*** Opening INFORMATION SUPPLIED ***
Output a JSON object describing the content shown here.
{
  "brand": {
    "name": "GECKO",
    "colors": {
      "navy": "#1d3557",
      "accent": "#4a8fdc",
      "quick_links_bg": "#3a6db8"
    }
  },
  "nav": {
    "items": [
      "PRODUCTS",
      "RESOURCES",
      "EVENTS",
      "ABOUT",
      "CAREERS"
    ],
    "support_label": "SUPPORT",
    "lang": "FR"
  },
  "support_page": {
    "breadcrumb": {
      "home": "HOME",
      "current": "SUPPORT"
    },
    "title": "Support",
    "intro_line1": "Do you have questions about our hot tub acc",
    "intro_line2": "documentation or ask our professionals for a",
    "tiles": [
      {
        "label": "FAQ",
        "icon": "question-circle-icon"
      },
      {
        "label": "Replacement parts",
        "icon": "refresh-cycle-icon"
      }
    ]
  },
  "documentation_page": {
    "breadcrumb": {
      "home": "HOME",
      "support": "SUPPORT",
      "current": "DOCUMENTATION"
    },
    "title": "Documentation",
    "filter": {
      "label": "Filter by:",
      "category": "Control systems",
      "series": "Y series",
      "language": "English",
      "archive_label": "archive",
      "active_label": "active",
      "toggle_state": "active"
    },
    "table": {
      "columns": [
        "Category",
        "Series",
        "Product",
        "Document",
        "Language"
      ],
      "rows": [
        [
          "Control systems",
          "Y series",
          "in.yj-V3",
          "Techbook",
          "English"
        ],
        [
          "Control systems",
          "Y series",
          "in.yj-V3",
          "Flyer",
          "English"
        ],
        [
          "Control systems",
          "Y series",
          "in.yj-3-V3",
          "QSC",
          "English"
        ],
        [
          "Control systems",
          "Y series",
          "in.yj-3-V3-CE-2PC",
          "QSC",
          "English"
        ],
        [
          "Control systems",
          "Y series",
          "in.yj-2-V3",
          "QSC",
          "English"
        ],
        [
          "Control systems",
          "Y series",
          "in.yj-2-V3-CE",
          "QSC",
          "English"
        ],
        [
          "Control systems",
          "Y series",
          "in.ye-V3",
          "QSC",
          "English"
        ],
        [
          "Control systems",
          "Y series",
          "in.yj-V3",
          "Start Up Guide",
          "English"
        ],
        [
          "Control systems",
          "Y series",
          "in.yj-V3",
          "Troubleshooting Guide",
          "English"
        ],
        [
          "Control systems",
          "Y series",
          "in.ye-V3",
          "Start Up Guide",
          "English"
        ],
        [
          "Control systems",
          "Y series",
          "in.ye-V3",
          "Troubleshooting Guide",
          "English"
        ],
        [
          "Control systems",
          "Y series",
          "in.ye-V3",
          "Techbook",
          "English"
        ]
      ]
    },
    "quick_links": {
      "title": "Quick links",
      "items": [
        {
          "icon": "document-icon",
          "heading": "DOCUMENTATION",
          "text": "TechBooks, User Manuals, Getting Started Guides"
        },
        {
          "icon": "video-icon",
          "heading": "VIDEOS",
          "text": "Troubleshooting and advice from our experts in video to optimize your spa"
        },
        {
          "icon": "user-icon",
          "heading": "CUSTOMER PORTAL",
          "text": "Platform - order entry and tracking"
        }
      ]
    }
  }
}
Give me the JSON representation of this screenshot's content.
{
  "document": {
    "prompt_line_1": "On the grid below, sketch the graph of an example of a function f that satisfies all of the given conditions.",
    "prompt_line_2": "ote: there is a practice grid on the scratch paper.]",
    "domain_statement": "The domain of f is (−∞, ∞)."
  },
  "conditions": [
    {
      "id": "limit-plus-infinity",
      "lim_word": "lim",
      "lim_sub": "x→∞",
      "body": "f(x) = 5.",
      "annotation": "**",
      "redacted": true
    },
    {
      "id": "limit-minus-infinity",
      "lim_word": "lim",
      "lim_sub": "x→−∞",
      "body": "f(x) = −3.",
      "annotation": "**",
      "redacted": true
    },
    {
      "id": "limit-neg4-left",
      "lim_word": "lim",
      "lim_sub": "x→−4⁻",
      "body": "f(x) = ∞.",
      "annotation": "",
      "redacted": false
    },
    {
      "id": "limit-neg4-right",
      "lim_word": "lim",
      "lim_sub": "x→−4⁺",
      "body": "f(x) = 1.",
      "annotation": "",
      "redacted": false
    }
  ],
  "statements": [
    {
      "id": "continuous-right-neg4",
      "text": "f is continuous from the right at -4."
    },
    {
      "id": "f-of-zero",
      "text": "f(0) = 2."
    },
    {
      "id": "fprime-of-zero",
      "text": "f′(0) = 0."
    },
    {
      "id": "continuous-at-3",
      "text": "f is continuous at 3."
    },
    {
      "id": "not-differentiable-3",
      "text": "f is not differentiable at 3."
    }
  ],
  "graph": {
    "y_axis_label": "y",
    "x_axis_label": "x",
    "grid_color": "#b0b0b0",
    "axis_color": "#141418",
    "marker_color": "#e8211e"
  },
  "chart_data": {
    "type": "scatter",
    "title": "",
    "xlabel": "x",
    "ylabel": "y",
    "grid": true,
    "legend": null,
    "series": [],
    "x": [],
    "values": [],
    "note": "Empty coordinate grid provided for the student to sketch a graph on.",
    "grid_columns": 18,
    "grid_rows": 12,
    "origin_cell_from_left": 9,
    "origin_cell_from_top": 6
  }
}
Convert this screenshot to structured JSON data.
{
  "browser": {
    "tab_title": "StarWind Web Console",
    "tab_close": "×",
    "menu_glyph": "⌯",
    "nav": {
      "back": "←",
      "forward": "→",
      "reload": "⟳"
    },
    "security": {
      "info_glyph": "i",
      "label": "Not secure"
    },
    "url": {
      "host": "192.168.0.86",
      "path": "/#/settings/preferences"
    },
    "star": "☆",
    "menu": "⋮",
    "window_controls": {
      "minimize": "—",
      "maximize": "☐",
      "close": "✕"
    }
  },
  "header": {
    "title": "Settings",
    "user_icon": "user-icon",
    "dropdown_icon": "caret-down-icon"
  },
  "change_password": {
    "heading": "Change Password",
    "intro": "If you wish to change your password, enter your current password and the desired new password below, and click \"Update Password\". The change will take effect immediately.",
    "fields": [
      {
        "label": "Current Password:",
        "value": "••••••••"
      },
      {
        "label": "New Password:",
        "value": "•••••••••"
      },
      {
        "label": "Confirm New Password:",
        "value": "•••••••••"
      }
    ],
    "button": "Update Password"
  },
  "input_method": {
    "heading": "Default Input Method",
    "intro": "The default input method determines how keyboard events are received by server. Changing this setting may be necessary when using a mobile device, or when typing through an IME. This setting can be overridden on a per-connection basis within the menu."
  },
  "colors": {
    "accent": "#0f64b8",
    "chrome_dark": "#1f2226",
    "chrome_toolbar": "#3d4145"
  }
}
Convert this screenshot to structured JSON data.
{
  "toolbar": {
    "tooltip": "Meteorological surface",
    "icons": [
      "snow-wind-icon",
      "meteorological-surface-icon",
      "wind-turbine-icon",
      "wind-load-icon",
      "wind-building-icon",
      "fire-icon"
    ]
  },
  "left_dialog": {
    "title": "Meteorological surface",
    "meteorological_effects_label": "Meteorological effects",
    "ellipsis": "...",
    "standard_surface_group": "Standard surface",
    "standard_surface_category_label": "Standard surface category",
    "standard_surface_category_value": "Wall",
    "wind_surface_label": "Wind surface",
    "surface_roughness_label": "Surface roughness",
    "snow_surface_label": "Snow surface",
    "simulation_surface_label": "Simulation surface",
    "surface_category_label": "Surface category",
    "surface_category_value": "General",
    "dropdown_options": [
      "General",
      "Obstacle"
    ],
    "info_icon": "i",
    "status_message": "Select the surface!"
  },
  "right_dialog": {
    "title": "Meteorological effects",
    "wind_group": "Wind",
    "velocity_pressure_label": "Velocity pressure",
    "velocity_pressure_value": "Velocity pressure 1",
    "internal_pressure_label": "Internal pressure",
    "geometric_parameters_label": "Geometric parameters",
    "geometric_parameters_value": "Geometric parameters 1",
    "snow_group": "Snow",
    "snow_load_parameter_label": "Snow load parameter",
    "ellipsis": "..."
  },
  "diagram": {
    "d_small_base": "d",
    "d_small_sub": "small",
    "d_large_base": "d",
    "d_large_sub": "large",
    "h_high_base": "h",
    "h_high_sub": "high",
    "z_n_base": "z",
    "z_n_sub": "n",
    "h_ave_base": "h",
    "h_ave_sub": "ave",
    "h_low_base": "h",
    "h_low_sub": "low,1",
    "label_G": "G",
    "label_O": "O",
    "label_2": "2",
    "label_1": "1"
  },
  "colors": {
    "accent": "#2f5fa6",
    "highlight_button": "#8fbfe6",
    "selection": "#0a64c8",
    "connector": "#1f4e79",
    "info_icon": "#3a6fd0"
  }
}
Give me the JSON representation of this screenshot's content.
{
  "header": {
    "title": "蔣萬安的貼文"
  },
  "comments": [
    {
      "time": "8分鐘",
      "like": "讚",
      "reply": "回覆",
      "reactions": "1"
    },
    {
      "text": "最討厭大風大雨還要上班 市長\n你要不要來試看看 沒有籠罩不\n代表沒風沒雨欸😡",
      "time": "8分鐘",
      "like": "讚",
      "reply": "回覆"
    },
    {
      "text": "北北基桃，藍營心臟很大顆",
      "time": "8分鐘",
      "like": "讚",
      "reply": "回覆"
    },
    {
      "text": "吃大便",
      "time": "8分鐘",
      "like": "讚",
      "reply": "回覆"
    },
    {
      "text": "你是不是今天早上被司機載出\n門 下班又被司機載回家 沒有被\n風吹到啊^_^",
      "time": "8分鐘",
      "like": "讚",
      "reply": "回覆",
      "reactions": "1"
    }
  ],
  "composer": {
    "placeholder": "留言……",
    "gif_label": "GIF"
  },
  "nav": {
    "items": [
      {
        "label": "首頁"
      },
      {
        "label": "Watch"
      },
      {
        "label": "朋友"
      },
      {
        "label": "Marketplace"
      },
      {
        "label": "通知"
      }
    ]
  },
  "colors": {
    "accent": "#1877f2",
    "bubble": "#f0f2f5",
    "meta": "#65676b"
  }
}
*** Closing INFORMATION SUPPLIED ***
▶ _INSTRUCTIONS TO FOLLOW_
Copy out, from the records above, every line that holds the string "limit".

▶ _RESULT OF THIS TASK_
      "id": "limit-plus-infinity",
      "id": "limit-minus-infinity",
      "id": "limit-neg4-left",
      "id": "limit-neg4-right",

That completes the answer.